Michael Lewis, New York Times Magazine, August 18, 1996.
TO REREAD ”THE Bonfire of the Vanities,” Tom Wolfe’s glittering portrait of 1980’s New York, is to notice that something has changed since its publication nine years ago. In many ways, the book remains a brilliant description of urban America. In the depictions of white guilt, black rage and the life styles of rich New Yorkers, there isn’t much any visitor to our planet would fail to recognize. What rings false in 1996 is the character of Sherman McCoy, the Wall Street bond salesman at the center of the novel. The Big-Time Financier today has about as much resonance as the yippie; he has become a social archetype from the distant past.

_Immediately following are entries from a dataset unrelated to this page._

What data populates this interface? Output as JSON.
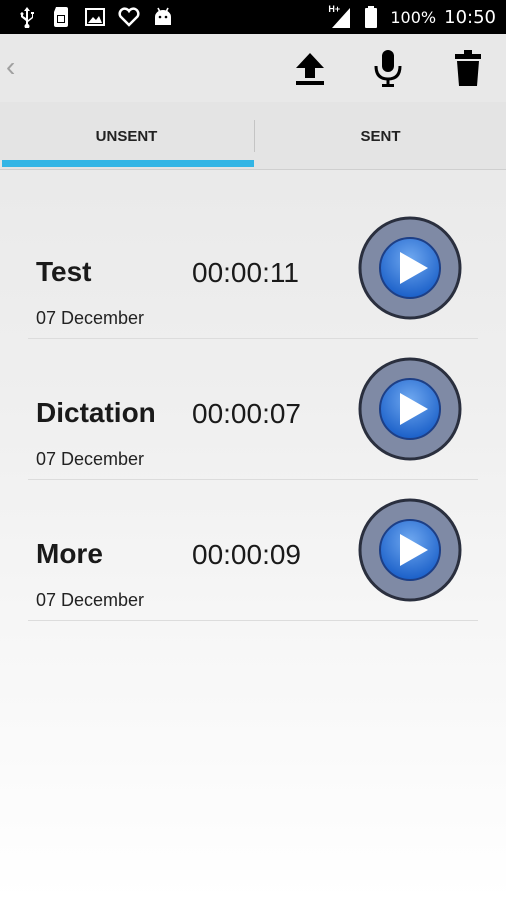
{
  "status_bar": {
    "left_icons": [
      "usb-icon",
      "sim-icon",
      "image-icon",
      "heart-icon",
      "android-icon"
    ],
    "network_label": "H+",
    "battery": "100%",
    "time": "10:50"
  },
  "action_bar": {
    "back_glyph": "‹",
    "actions": [
      "upload-icon",
      "microphone-icon",
      "trash-icon"
    ]
  },
  "tabs": [
    {
      "label": "UNSENT",
      "active": true
    },
    {
      "label": "SENT",
      "active": false
    }
  ],
  "accent_color": "#33b5e5",
  "recordings": [
    {
      "name": "Test",
      "duration": "00:00:11",
      "date": "07 December"
    },
    {
      "name": "Dictation",
      "duration": "00:00:07",
      "date": "07 December"
    },
    {
      "name": "More",
      "duration": "00:00:09",
      "date": "07 December"
    }
  ]
}
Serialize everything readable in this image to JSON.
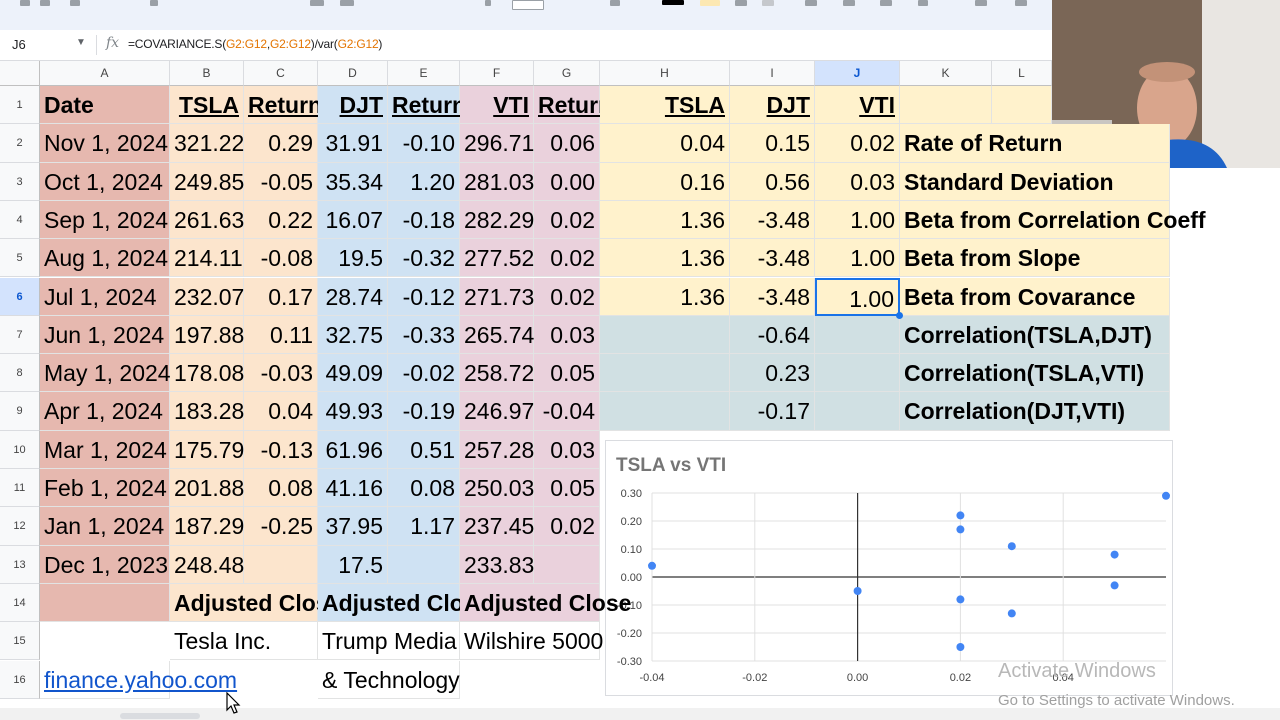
{
  "formula_bar": {
    "cell_ref": "J6",
    "fx": "fx",
    "parts": [
      {
        "t": "=COVARIANCE.S(",
        "ref": false
      },
      {
        "t": "G2:G12",
        "ref": true
      },
      {
        "t": ",",
        "ref": false
      },
      {
        "t": "G2:G12",
        "ref": true
      },
      {
        "t": ")/var(",
        "ref": false
      },
      {
        "t": "G2:G12",
        "ref": true
      },
      {
        "t": ")",
        "ref": false
      }
    ]
  },
  "columns": [
    "A",
    "B",
    "C",
    "D",
    "E",
    "F",
    "G",
    "H",
    "I",
    "J",
    "K",
    "L"
  ],
  "rows": [
    "1",
    "2",
    "3",
    "4",
    "5",
    "6",
    "7",
    "8",
    "9",
    "10",
    "11",
    "12",
    "13",
    "14",
    "15",
    "16"
  ],
  "selected": {
    "column": "J",
    "row": "6"
  },
  "colors": {
    "date_fill": "#e6b8af",
    "tsla_fill": "#fce5cd",
    "djt_fill": "#cfe2f3",
    "vti_fill": "#ead1dc",
    "summary_fill": "#fff2cc",
    "corr_fill": "#d0e0e3",
    "accent": "#1a73e8",
    "dot": "#4285f4"
  },
  "header": {
    "date": "Date",
    "tsla": "TSLA",
    "tsla_ret": "Return",
    "djt": "DJT",
    "djt_ret": "Return",
    "vti": "VTI",
    "vti_ret": "Return",
    "h": "TSLA",
    "i": "DJT",
    "j": "VTI"
  },
  "data_rows": [
    {
      "date": "Nov 1, 2024",
      "tsla": "321.22",
      "tsla_ret": "0.29",
      "djt": "31.91",
      "djt_ret": "-0.10",
      "vti": "296.71",
      "vti_ret": "0.06"
    },
    {
      "date": "Oct 1, 2024",
      "tsla": "249.85",
      "tsla_ret": "-0.05",
      "djt": "35.34",
      "djt_ret": "1.20",
      "vti": "281.03",
      "vti_ret": "0.00"
    },
    {
      "date": "Sep 1, 2024",
      "tsla": "261.63",
      "tsla_ret": "0.22",
      "djt": "16.07",
      "djt_ret": "-0.18",
      "vti": "282.29",
      "vti_ret": "0.02"
    },
    {
      "date": "Aug 1, 2024",
      "tsla": "214.11",
      "tsla_ret": "-0.08",
      "djt": "19.5",
      "djt_ret": "-0.32",
      "vti": "277.52",
      "vti_ret": "0.02"
    },
    {
      "date": "Jul 1, 2024",
      "tsla": "232.07",
      "tsla_ret": "0.17",
      "djt": "28.74",
      "djt_ret": "-0.12",
      "vti": "271.73",
      "vti_ret": "0.02"
    },
    {
      "date": "Jun 1, 2024",
      "tsla": "197.88",
      "tsla_ret": "0.11",
      "djt": "32.75",
      "djt_ret": "-0.33",
      "vti": "265.74",
      "vti_ret": "0.03"
    },
    {
      "date": "May 1, 2024",
      "tsla": "178.08",
      "tsla_ret": "-0.03",
      "djt": "49.09",
      "djt_ret": "-0.02",
      "vti": "258.72",
      "vti_ret": "0.05"
    },
    {
      "date": "Apr 1, 2024",
      "tsla": "183.28",
      "tsla_ret": "0.04",
      "djt": "49.93",
      "djt_ret": "-0.19",
      "vti": "246.97",
      "vti_ret": "-0.04"
    },
    {
      "date": "Mar 1, 2024",
      "tsla": "175.79",
      "tsla_ret": "-0.13",
      "djt": "61.96",
      "djt_ret": "0.51",
      "vti": "257.28",
      "vti_ret": "0.03"
    },
    {
      "date": "Feb 1, 2024",
      "tsla": "201.88",
      "tsla_ret": "0.08",
      "djt": "41.16",
      "djt_ret": "0.08",
      "vti": "250.03",
      "vti_ret": "0.05"
    },
    {
      "date": "Jan 1, 2024",
      "tsla": "187.29",
      "tsla_ret": "-0.25",
      "djt": "37.95",
      "djt_ret": "1.17",
      "vti": "237.45",
      "vti_ret": "0.02"
    },
    {
      "date": "Dec 1, 2023",
      "tsla": "248.48",
      "tsla_ret": "",
      "djt": "17.5",
      "djt_ret": "",
      "vti": "233.83",
      "vti_ret": ""
    }
  ],
  "summary": [
    {
      "h": "0.04",
      "i": "0.15",
      "j": "0.02",
      "label": "Rate of Return"
    },
    {
      "h": "0.16",
      "i": "0.56",
      "j": "0.03",
      "label": "Standard Deviation"
    },
    {
      "h": "1.36",
      "i": "-3.48",
      "j": "1.00",
      "label": "Beta from Correlation Coeff"
    },
    {
      "h": "1.36",
      "i": "-3.48",
      "j": "1.00",
      "label": "Beta from Slope"
    },
    {
      "h": "1.36",
      "i": "-3.48",
      "j": "1.00",
      "label": "Beta from Covarance"
    }
  ],
  "correlations": [
    {
      "value": "-0.64",
      "label": "Correlation(TSLA,DJT)"
    },
    {
      "value": "0.23",
      "label": "Correlation(TSLA,VTI)"
    },
    {
      "value": "-0.17",
      "label": "Correlation(DJT,VTI)"
    }
  ],
  "footer": {
    "tsla_note": "Adjusted Close",
    "djt_note": "Adjusted Close",
    "vti_note": "Adjusted Close",
    "tsla_name": "Tesla Inc.",
    "djt_name_1": "Trump Media",
    "djt_name_2": "& Technology",
    "vti_name": "Wilshire 5000",
    "source": "finance.yahoo.com"
  },
  "chart_data": {
    "type": "scatter",
    "title": "TSLA vs VTI",
    "xlim": [
      -0.04,
      0.06
    ],
    "ylim": [
      -0.3,
      0.3
    ],
    "xticks": [
      "-0.04",
      "-0.02",
      "0.00",
      "0.02",
      "0.04"
    ],
    "yticks": [
      "0.30",
      "0.20",
      "0.10",
      "0.00",
      "-0.10",
      "-0.20",
      "-0.30"
    ],
    "grid": true,
    "points": [
      {
        "x": 0.06,
        "y": 0.29
      },
      {
        "x": 0.0,
        "y": -0.05
      },
      {
        "x": 0.02,
        "y": 0.22
      },
      {
        "x": 0.02,
        "y": -0.08
      },
      {
        "x": 0.02,
        "y": 0.17
      },
      {
        "x": 0.03,
        "y": 0.11
      },
      {
        "x": 0.05,
        "y": -0.03
      },
      {
        "x": -0.04,
        "y": 0.04
      },
      {
        "x": 0.03,
        "y": -0.13
      },
      {
        "x": 0.05,
        "y": 0.08
      },
      {
        "x": 0.02,
        "y": -0.25
      }
    ]
  },
  "watermark": {
    "line1": "Activate Windows",
    "line2": "Go to Settings to activate Windows."
  }
}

What’s strange about this is that the people on whom Wolfe modeled his character are still alive and making more money than ever. Bond salesmen still exist. For that matter, the environment that made Sherman possible still exists, too: the big Wall Street firms are doing even better than they did in the 1980’s. In the past couple of years, Morgan Stanley and Goldman, Sachs and Bear Stearns have all posted record profits. And yet the characters inside these places hold none of the public interest that they did just a few years ago. Why?
ONE EXPLANATION IS THAT WALL Streeters changed their behavior in response to public outrage. They read the books, saw the movies, studied the lawsuits and decided on balance that it paid them to clean up their acts and pretend to be modest like everyone else. The trouble with this theory is that the average bond salesman admired Sherman McCoy. By the end of the 1980’s, it was not unusual to see a bond salesman celebrate the sale of a block of $100 million mortgage bonds by standing on top of his desk, beating his chest and hollering, ”I am a Master of the Universe!” To the bond salesman (I know because I was one), Sherman was proof that his tedious occupation was in fact exciting. It didn’t matter what he actually did for a living. Everyone was talking about him…
New York Times